Then, as He looked down that eternal timeline, Jesus saw you. He saw you in your moment of decision, and He knew your name.

Even then, Jesus could have stopped his suffering. He had the authority to call a legion of angels to set Him free.

Instead, He cried out, “Father, into your hands I commit my Spirit.”

Then, He bowed His head—and He died.

Because He thought you were worth it.

Clammy Times

I’m writing tonight from my hotel room in North East, Maryland (which is the actual name of the town, not a direction or quadrant). I had to stay off-campus tonight, because there were no rooms available at Sandy Cove for tonight. I’m attending the AuthorizeMe workshop on Saturday, and will move to a room at the Cove tomorrow night. For tonight, it’s the Best Western.

 I was reminiscing earlier tonight about the last time I was in this neck ‘o the woods. It was about 25 years ago. Believe it or not, I used to be a Chamber of Commerce executive. I was Executive Director of a the Corry Area Chamber of Commerce, in the small Pennsylvania town of Corry. To make a long story short, I did what I believed was right in a particular situation, and by doing so, I committed policical suicide and was forced to “resign” (aka “get the heck out and we’ll let you maintain a little dignity”). Toward the end of my C of C career, I attended the Institute for Organization Management, an annual seminar event for Chamber Executives that was held in Newark, Delaware. I drove past Newark on my way to North East, Maryland earlier today.

It was my first trip anywhere close to the coast; We were land dwellers. In my experience, clams were breaded strips of mysterious, rubbery stuff that felt like rubber bands in your mouth.

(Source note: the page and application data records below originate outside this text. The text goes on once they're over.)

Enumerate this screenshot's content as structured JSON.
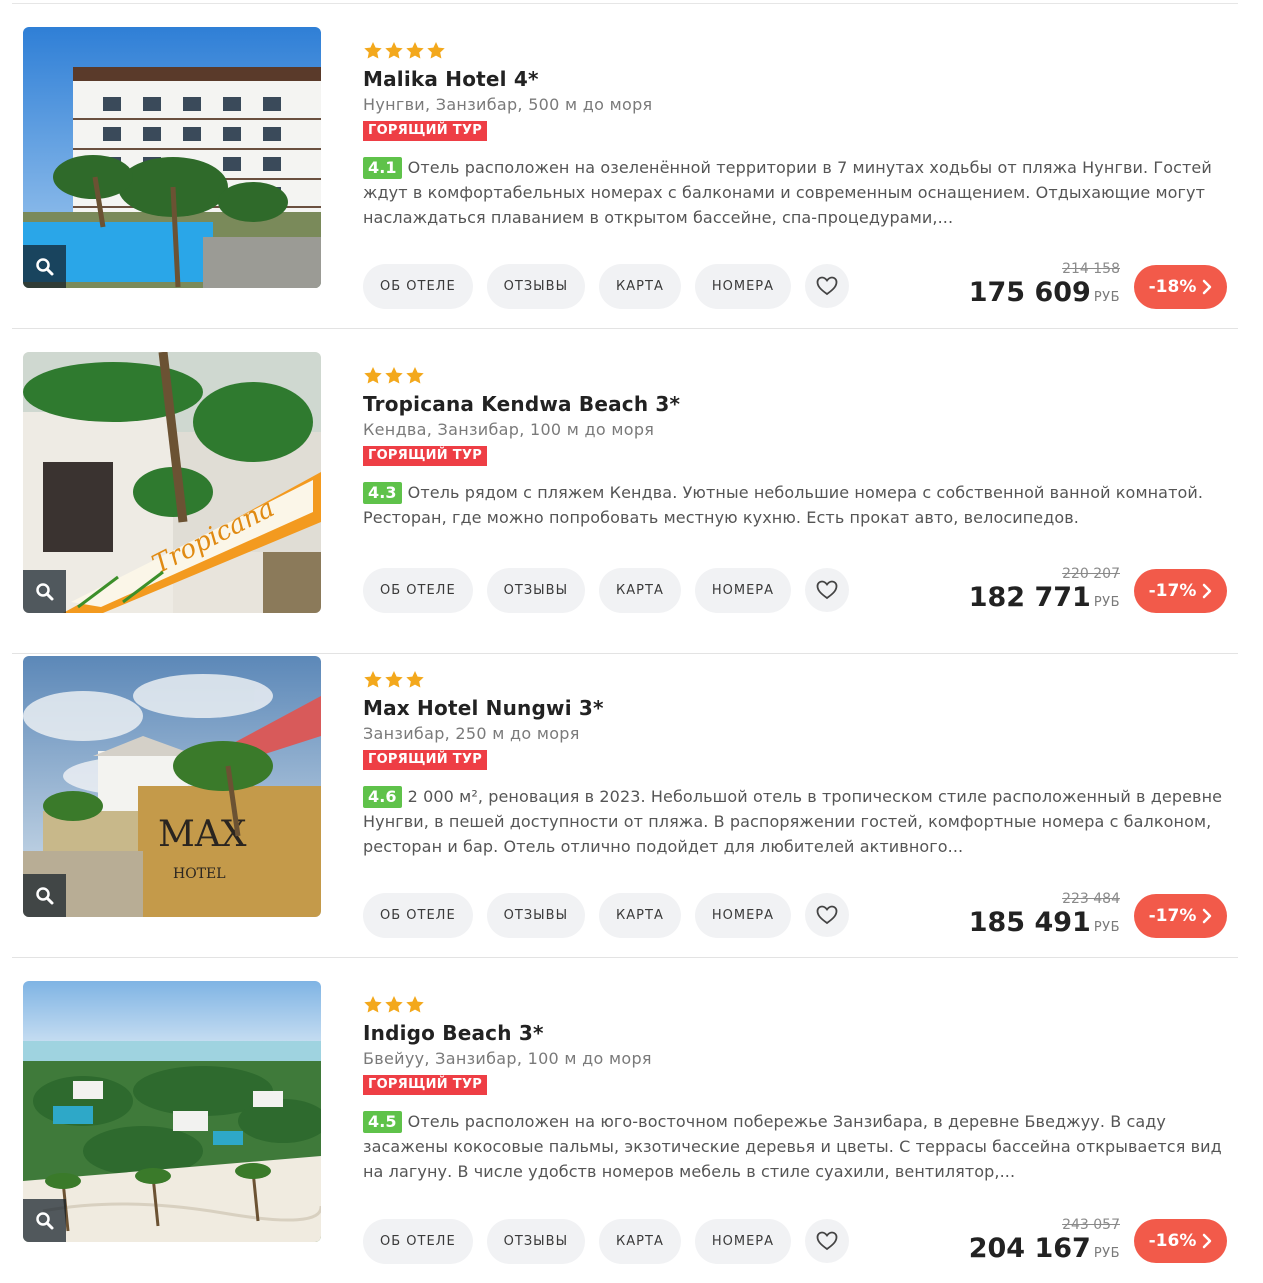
{
  "colors": {
    "hot_badge": "#ee3e45",
    "rating": "#5fc24a",
    "discount": "#f25a4a",
    "star": "#f3a81c"
  },
  "icons": {
    "zoom": "search-icon",
    "favorite": "heart-icon",
    "discount_arrow": "chevron-right-icon",
    "rating_star": "star-icon"
  },
  "buttons": {
    "about": "ОБ ОТЕЛЕ",
    "reviews": "ОТЗЫВЫ",
    "map": "КАРТА",
    "rooms": "НОМЕРА"
  },
  "currency": "РУБ",
  "hot_label": "ГОРЯЩИЙ ТУР",
  "hotels": [
    {
      "stars": 4,
      "name": "Malika Hotel 4*",
      "location": "Нунгви, Занзибар, 500 м до моря",
      "rating": "4.1",
      "description": "Отель расположен на озеленённой территории в 7 минутах ходьбы от пляжа Нунгви. Гостей ждут в комфортабельных номерах с балконами и современным оснащением. Отдыхающие могут наслаждаться плаванием в открытом бассейне, спа-процедурами,...",
      "old_price": "214 158",
      "price": "175 609",
      "discount": "-18%"
    },
    {
      "stars": 3,
      "name": "Tropicana Kendwa Beach 3*",
      "location": "Кендва, Занзибар, 100 м до моря",
      "rating": "4.3",
      "description": "Отель рядом с пляжем Кендва. Уютные небольшие номера с собственной ванной комнатой. Ресторан, где можно попробовать местную кухню. Есть прокат авто, велосипедов.",
      "old_price": "220 207",
      "price": "182 771",
      "discount": "-17%"
    },
    {
      "stars": 3,
      "name": "Max Hotel Nungwi 3*",
      "location": "Занзибар, 250 м до моря",
      "rating": "4.6",
      "description": "2 000 м², реновация в 2023. Небольшой отель в тропическом стиле расположенный в деревне Нунгви, в пешей доступности от пляжа. В распоряжении гостей, комфортные номера с балконом, ресторан и бар. Отель отлично подойдет для любителей активного...",
      "old_price": "223 484",
      "price": "185 491",
      "discount": "-17%"
    },
    {
      "stars": 3,
      "name": "Indigo Beach 3*",
      "location": "Бвейуу, Занзибар, 100 м до моря",
      "rating": "4.5",
      "description": "Отель расположен на юго-восточном побережье Занзибара, в деревне Бведжуу. В саду засажены кокосовые пальмы, экзотические деревья и цветы. С террасы бассейна открывается вид на лагуну. В числе удобств номеров мебель в стиле суахили, вентилятор,...",
      "old_price": "243 057",
      "price": "204 167",
      "discount": "-16%"
    }
  ]
}
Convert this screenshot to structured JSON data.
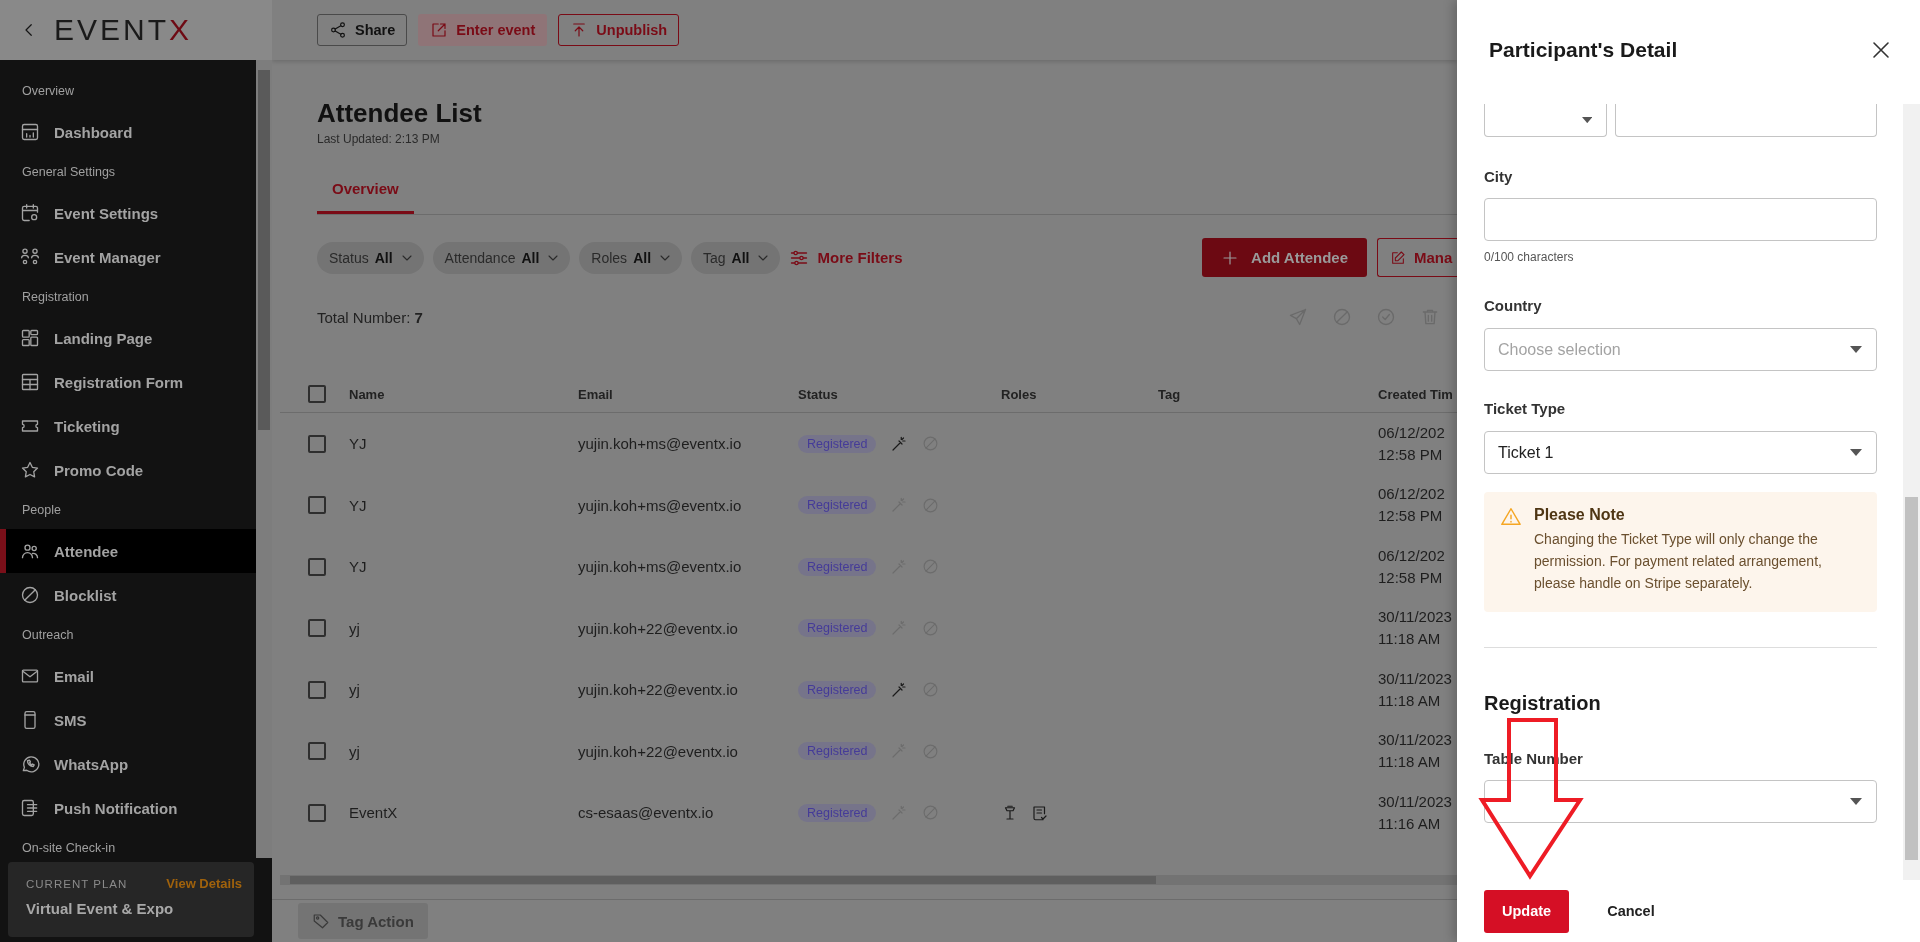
{
  "header": {
    "logo": "EVENT",
    "logo_accent": "X"
  },
  "sidebar": {
    "sections": [
      {
        "label": "Overview",
        "items": [
          {
            "label": "Dashboard",
            "selected": false
          }
        ]
      },
      {
        "label": "General Settings",
        "items": [
          {
            "label": "Event Settings",
            "selected": false
          },
          {
            "label": "Event Manager",
            "selected": false
          }
        ]
      },
      {
        "label": "Registration",
        "items": [
          {
            "label": "Landing Page",
            "selected": false
          },
          {
            "label": "Registration Form",
            "selected": false
          },
          {
            "label": "Ticketing",
            "selected": false
          },
          {
            "label": "Promo Code",
            "selected": false
          }
        ]
      },
      {
        "label": "People",
        "items": [
          {
            "label": "Attendee",
            "selected": true
          },
          {
            "label": "Blocklist",
            "selected": false
          }
        ]
      },
      {
        "label": "Outreach",
        "items": [
          {
            "label": "Email",
            "selected": false
          },
          {
            "label": "SMS",
            "selected": false
          },
          {
            "label": "WhatsApp",
            "selected": false
          },
          {
            "label": "Push Notification",
            "selected": false
          }
        ]
      },
      {
        "label": "On-site Check-in"
      }
    ],
    "plan": {
      "caption": "CURRENT PLAN",
      "link": "View Details",
      "name": "Virtual Event & Expo"
    }
  },
  "toolbar": {
    "buttons": [
      {
        "label": "Share",
        "kind": "neutral"
      },
      {
        "label": "Enter event",
        "kind": "tinted"
      },
      {
        "label": "Unpublish",
        "kind": "outline"
      }
    ]
  },
  "page": {
    "title": "Attendee List",
    "updated": "Last Updated: 2:13 PM"
  },
  "tabs": [
    {
      "label": "Overview",
      "selected": true
    }
  ],
  "filters": [
    {
      "label": "Status",
      "value": "All"
    },
    {
      "label": "Attendance",
      "value": "All"
    },
    {
      "label": "Roles",
      "value": "All"
    },
    {
      "label": "Tag",
      "value": "All"
    }
  ],
  "more_filters": "More Filters",
  "actions": [
    {
      "label": "Add Attendee",
      "kind": "primary"
    },
    {
      "label": "Mana",
      "kind": "outline"
    }
  ],
  "total": "Total Number: **7**",
  "table": {
    "all_selected": false,
    "columns": [
      "Name",
      "Email",
      "Status",
      "Roles",
      "Tag",
      "Created Tim"
    ],
    "rows": [
      {
        "selected": false,
        "name": "YJ",
        "email": "yujin.koh+ms@eventx.io",
        "status": "Registered",
        "check_in_active": true,
        "date": "06/12/202",
        "time": "12:58 PM"
      },
      {
        "selected": false,
        "name": "YJ",
        "email": "yujin.koh+ms@eventx.io",
        "status": "Registered",
        "check_in_active": false,
        "date": "06/12/202",
        "time": "12:58 PM"
      },
      {
        "selected": false,
        "name": "YJ",
        "email": "yujin.koh+ms@eventx.io",
        "status": "Registered",
        "check_in_active": false,
        "date": "06/12/202",
        "time": "12:58 PM"
      },
      {
        "selected": false,
        "name": "yj",
        "email": "yujin.koh+22@eventx.io",
        "status": "Registered",
        "check_in_active": false,
        "date": "30/11/2023",
        "time": "11:18 AM"
      },
      {
        "selected": false,
        "name": "yj",
        "email": "yujin.koh+22@eventx.io",
        "status": "Registered",
        "check_in_active": true,
        "date": "30/11/2023",
        "time": "11:18 AM"
      },
      {
        "selected": false,
        "name": "yj",
        "email": "yujin.koh+22@eventx.io",
        "status": "Registered",
        "check_in_active": false,
        "date": "30/11/2023",
        "time": "11:18 AM"
      },
      {
        "selected": false,
        "name": "EventX",
        "email": "cs-esaas@eventx.io",
        "status": "Registered",
        "check_in_active": false,
        "roles": [
          {
            "kind": "lectern"
          },
          {
            "kind": "form"
          }
        ],
        "date": "30/11/2023",
        "time": "11:16 AM"
      }
    ]
  },
  "tag_action": {
    "label": "Tag Action",
    "disabled": true
  },
  "drawer": {
    "title": "Participant's Detail",
    "fields": [
      {
        "kind": "pair"
      },
      {
        "kind": "text",
        "label": "City",
        "helper": "0/100 characters"
      },
      {
        "kind": "select",
        "label": "Country",
        "placeholder": "Choose selection"
      },
      {
        "kind": "select",
        "label": "Ticket Type",
        "value": "Ticket 1"
      },
      {
        "kind": "note",
        "title": "Please Note",
        "text": "Changing the Ticket Type will only change the permission. For payment related arrangement, please handle on Stripe separately."
      },
      {
        "kind": "divider"
      },
      {
        "kind": "heading",
        "text": "Registration"
      },
      {
        "kind": "select",
        "label": "Table Number"
      }
    ],
    "footer": [
      {
        "label": "Update",
        "kind": "primary"
      },
      {
        "label": "Cancel",
        "kind": "plain"
      }
    ]
  }
}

There was a clambake one night while we were at Institute, and I was intoduced to steamed Little Neck clams. That’s when the love affair began. I don’t get to eat them often, but I wasn’t about to spend a night in this neighborhood without spending part of it with a bucket of clams.

When I asked at the front desk, there was only one place recommended for seafood — Woody’s Crab House. I had done some homework in advance of the trip, and it didn’t take any selling to get me committed to the place. Woody’s is the kind of place that has brown kraft paper on the tables instead of tablecloths, and a solid core of regular customers who love to sit at those tables and beat steamed blue crabs with a wooden mallet. My supper was a big bucket of clams (3 dozen), a little container of drawn butter, and a Diet Sprite. YUM! What a wonderful delicacy!

What amazes me is that the locals don’t seem all that crazy about seafood. They like it, they eat it, but they don’t get excited about it. I think there’s so much of it that they take it for granted. In the mid-south, we’re kinda like that about barbecue. It’s everywhere–Sharon and I have lunch at Corky’s at least once every week. it’s so plentiful that we tend to take it for granted.

I wonder… are we the same way about God’s grace? It’s plentiful, and it’s everywhere we turn. Have we become so familiar with the Lord that we take Him for granted?

Lord, please don’t let me forget how wondeful, powerful, and precious your grace really is. You’ve done some pretty cool stuff in and through me — please don’t let me forget that it’s You, not me, who is the source of my success and the strength of my life. Thanks for being so lavish with your grace, even though I don’t deserve it.